Appalachian Trail

Area Status: Open
This area is Open

A trail winds through a summer forest

The Appalachian Trail, aka the A.T., is America’s footpath and first National Scenic Trail. The trail traverses 14 states and is marked with two-inch by six-inch white vertical paint blazes. Virginia hosts more A.T. miles than any other state with the George Washington and Jefferson National Forests home to 325 of the trail’s 2,190 total miles. The Virginia section of the A.T. passes through a variety of ecosystems, including the “high country” of the Mount Rogers National Recreation Area, the ridge and valley area of the Eastern Divide Ranger District, and atop the Blue Ridge of the Glenwood-Pedlar Ranger District. Elevation ranges from 265’ at the James River Footbridge to 5500’ at Pine Mountain.

Trail Open To:

Trail Hiking

At a Glance

Current Conditions: You can find Appalachian Trail status updates at  The Appalachian National Scenic Trail (A.T.) is open. Trail shelters located in the George Washington and Jefferson National Forests are available. Hikers are advised to bring a personal tent and face coverings. Shelters might not be frequently maintained at all locations. Dispersed camping is also available. Not all privies are open or maintained. Guidance is available on the Appalachian Trail Conservancy (ATC) website for trip planning, hiking safety and COVID-19 precautions.
Fees No Fee
Open Season: All year
Best Season: Spring & September to Early November
  • The Appalachian Trail is a foot trail. Travel by horse, bicycle, or motorized vehicle is prohibited per Forest Order.
  • Visitors are limited to 3 days within a 30 day period at a single shelter per the Southern Region Closure Order.
  • Hunting is permitted on sections of the A.T. that pass through National Forest System Lands.  Additional resources and safety information on hunting on or near the A.T. can be found at   
Closest Towns: Damascus, VA
Roanoke, VA
Natural Bridge, VA
Water: No drinking water available. All water taken from natural sources should be purified before use.
Restroom: Many trail shelters have privies. Where privies are not available, please follow Leave No Trace.
Information Center: For more information, contact one of the District Offices that manages the Forest Service sections of trail in Virginia: 
  • Mount Rogers National Recreation Area, Marion, VA. - (276) 783-5196
  • Eastern Divide Ranger Districts, Blacksburg, VA. – (540) 552-4641
  • Glenwood-Pedlar Ranger District, Natural Bridge Station, VA. – (540) 291-2188
More information about the A.T. in Virginia can be found on the Appalachian Trail Conservancy website.  

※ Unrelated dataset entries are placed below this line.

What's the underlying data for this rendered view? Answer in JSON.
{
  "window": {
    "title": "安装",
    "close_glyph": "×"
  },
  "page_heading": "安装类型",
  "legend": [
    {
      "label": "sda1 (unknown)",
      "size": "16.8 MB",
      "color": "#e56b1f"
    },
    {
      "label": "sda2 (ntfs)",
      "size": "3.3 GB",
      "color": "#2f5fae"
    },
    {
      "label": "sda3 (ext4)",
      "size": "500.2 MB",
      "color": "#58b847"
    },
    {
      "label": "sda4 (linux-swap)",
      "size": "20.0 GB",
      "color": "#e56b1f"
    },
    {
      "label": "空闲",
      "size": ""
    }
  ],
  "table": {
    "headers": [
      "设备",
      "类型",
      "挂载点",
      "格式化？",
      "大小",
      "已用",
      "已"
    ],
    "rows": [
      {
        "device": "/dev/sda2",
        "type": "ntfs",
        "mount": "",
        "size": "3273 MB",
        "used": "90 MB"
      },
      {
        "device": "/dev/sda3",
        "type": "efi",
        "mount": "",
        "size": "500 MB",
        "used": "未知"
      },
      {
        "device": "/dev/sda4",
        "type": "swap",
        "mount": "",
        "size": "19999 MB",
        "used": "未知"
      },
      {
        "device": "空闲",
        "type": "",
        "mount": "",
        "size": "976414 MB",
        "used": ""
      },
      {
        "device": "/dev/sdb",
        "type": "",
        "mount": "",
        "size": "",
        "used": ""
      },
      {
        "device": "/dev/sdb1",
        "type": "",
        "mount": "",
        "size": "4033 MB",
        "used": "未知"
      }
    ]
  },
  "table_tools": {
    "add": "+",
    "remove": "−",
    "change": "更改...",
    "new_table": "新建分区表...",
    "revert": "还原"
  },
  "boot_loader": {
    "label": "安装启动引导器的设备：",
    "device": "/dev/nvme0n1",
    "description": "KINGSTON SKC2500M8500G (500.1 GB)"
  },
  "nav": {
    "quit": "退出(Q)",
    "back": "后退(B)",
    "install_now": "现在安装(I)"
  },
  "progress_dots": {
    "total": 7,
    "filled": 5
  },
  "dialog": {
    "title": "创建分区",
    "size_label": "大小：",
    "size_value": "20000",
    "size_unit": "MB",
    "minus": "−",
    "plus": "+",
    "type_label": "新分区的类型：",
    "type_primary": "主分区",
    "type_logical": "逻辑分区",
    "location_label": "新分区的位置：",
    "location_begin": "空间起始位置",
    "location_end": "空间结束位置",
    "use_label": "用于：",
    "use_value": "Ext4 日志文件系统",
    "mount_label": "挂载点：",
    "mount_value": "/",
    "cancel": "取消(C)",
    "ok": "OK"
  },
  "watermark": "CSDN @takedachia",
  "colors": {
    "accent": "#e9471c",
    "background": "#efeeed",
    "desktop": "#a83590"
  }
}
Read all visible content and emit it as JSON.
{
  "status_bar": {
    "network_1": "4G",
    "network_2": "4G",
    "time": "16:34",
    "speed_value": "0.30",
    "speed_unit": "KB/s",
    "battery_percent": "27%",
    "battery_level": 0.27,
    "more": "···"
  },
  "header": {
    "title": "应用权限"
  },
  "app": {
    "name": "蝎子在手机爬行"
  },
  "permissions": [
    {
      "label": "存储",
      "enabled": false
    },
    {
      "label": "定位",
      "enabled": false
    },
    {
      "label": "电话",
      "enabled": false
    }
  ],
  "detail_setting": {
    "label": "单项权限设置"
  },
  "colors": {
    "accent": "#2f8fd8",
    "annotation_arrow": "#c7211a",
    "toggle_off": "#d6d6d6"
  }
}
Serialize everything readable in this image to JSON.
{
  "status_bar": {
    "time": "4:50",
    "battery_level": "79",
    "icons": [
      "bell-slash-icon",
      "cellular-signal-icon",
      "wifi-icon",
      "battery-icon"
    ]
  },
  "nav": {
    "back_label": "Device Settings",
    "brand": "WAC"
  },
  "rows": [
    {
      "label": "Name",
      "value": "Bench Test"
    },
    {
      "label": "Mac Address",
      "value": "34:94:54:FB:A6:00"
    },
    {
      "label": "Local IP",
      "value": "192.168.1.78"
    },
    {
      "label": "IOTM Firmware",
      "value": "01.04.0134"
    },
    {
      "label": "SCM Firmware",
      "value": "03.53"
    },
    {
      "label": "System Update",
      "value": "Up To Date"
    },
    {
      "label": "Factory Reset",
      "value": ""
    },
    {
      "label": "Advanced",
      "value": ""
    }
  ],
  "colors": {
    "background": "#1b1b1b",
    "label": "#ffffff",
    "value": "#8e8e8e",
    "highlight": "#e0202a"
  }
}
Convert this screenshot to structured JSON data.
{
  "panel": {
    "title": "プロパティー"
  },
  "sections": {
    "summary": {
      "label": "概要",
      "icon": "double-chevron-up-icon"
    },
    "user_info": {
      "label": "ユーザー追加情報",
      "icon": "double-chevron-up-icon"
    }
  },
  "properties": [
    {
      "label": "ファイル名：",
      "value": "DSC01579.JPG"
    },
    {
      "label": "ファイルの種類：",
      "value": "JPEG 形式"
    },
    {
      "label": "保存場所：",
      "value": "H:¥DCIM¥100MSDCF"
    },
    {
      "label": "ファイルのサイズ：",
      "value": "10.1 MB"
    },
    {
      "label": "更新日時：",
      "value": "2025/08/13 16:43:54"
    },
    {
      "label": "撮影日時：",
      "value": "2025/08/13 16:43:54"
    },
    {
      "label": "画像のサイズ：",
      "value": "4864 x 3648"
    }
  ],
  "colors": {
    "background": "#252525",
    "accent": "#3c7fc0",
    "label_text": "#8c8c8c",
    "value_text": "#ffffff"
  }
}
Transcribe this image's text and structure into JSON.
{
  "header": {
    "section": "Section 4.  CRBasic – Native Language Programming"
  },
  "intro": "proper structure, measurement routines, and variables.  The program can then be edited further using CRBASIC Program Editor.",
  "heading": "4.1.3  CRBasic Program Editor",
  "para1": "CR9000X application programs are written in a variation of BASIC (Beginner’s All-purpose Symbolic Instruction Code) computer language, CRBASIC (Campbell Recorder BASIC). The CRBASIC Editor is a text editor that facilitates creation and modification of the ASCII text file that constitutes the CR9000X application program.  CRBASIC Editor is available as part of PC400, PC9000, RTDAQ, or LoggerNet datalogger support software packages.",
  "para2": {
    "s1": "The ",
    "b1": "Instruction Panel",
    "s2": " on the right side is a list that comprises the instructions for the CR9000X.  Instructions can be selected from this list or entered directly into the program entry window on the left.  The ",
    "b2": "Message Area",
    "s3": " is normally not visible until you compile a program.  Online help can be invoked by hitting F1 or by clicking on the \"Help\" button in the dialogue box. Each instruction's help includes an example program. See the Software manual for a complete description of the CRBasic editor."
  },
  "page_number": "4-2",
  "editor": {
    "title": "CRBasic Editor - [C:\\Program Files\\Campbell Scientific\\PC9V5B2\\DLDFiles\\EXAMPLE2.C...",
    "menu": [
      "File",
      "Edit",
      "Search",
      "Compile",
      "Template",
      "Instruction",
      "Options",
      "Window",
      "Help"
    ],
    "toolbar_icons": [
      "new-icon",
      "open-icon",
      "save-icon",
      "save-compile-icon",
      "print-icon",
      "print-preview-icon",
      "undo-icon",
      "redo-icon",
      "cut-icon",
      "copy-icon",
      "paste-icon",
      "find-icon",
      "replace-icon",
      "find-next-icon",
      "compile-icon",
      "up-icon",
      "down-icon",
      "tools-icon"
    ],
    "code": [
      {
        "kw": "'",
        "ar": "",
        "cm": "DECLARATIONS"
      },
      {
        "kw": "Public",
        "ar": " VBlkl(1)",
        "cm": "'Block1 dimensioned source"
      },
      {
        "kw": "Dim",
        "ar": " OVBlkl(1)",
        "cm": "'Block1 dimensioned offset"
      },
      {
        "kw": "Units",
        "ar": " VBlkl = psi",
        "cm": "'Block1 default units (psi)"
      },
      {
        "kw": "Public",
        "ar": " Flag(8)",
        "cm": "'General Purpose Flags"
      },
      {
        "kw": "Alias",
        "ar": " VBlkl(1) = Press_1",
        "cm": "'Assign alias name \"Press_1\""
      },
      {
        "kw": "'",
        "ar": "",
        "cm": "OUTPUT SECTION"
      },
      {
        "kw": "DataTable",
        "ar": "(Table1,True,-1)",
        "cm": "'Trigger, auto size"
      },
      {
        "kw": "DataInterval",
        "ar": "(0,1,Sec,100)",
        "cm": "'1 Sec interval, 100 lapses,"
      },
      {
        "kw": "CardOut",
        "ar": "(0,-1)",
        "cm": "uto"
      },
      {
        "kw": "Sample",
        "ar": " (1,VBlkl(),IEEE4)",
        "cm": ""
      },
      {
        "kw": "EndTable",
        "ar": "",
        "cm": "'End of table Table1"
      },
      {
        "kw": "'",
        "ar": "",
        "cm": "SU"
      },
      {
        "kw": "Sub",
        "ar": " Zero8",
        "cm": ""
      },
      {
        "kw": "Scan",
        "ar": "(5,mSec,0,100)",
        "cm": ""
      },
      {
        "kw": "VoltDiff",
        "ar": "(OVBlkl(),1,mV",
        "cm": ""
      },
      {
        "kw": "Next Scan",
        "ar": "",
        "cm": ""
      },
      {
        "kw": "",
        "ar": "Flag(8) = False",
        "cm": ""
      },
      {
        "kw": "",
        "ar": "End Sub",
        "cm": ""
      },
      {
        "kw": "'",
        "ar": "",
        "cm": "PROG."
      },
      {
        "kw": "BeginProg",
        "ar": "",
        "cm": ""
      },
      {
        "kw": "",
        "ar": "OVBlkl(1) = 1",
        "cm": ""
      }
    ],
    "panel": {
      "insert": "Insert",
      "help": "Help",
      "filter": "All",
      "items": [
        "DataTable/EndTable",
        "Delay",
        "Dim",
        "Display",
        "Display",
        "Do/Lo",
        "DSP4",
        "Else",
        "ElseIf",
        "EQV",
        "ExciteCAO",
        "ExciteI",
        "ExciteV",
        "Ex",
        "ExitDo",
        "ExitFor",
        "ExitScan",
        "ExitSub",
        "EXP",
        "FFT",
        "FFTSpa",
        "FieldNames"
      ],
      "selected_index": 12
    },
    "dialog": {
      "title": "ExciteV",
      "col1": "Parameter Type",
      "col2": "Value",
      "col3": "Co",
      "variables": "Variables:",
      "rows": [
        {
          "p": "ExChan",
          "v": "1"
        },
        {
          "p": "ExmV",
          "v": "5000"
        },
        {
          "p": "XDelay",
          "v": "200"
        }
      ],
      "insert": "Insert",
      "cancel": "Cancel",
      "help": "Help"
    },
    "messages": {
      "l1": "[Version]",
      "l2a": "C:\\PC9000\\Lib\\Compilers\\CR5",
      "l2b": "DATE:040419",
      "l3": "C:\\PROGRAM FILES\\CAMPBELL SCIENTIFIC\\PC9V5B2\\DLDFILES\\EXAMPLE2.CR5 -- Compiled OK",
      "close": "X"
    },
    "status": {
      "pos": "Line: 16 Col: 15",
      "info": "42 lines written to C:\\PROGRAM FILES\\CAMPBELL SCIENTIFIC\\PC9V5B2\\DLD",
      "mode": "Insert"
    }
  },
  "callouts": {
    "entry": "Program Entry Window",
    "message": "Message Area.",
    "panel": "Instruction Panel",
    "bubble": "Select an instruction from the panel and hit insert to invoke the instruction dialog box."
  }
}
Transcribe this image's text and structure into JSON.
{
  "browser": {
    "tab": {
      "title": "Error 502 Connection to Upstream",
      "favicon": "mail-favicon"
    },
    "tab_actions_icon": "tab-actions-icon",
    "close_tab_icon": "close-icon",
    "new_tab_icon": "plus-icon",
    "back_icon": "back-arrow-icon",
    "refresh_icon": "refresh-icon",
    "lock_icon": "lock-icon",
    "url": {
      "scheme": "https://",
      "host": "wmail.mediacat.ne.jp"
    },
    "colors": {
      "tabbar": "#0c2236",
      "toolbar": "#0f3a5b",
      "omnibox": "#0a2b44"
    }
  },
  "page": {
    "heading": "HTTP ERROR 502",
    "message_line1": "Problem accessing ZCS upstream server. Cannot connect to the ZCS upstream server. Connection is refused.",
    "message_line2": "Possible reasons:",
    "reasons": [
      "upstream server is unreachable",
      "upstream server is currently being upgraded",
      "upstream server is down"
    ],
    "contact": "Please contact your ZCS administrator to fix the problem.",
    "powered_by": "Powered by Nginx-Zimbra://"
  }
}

General Information

General Notes:

Check current weather conditions from the National Weather Service based on section of A.T.:


Trail Etiquette:

Millions of people hike a portion of the Appalachian Trail every year, for an hour, a day, a weekend, or more. Hikers should be considerate of others:

  • Respect nature’s quiet and others’ wilderness experience by keeping loud voices and noise to a minimum.
  • Refrain from using cell phones or audio equipment around others.
  • Share scenic vistas and shelters. Be welcoming and limit how long you stay.
  • Ask before bringing a dog into the shelter. Bury your dog’s waste as your own, or pack it out.
  • Step off on a durable surface when resting or allowing others to pass. 

Brochure - Leave No Trace

Leave No Trace on the Appalachian Trail website 

Hiking with Dogs on the A.T.

Trail Shelters on the AT 


Additional resources for information on the A.T.:

Appalachian Trail Conservancy Website

NPS Interactive A.T. Map

NPS Appalachian National Scenic Trail Website

Nearby Sections of the Appalachian Trail:

Annually, more than 550 volunteers from eight local Appalachian Trail Clubs contribute more than 25,700 hours of effort to the maintenance and management of the Appalachian National Scenic Trail on the George Washington and Jefferson National Forests. To get involved, see the ATC volunteer page. 



Show detail SHOW

Related Information

Areas & Activities


  • Recreation Fee Dollars Make A Difference Link opens in a Pdf Document
    Recreation fee dollars are an investment in outdoor recreation. View how your dollars make a difference in the Fiscal Year 2019 George Washington and Jefferson National Forests Recreation Fee Accomplishment Hghlights.


  Elevation : 
700'- 4225'


Tread Lightly on land and water

Tread Lightly! to conserve the areas you love visiting Link opens in a new window

Scan & Pay

Scan & Pay coming to family campgrounds Spring 2022 Link opens in a new window

Black Bear

Be Bear Wise

Woman rides a bike and a banner reads Ebike use on National Forests

E-Bike use on the George Washington and Jefferson National Forests

Do Your Part Poster

Please Do Your Part - slow the spread of germs Link opens in a Pdf Document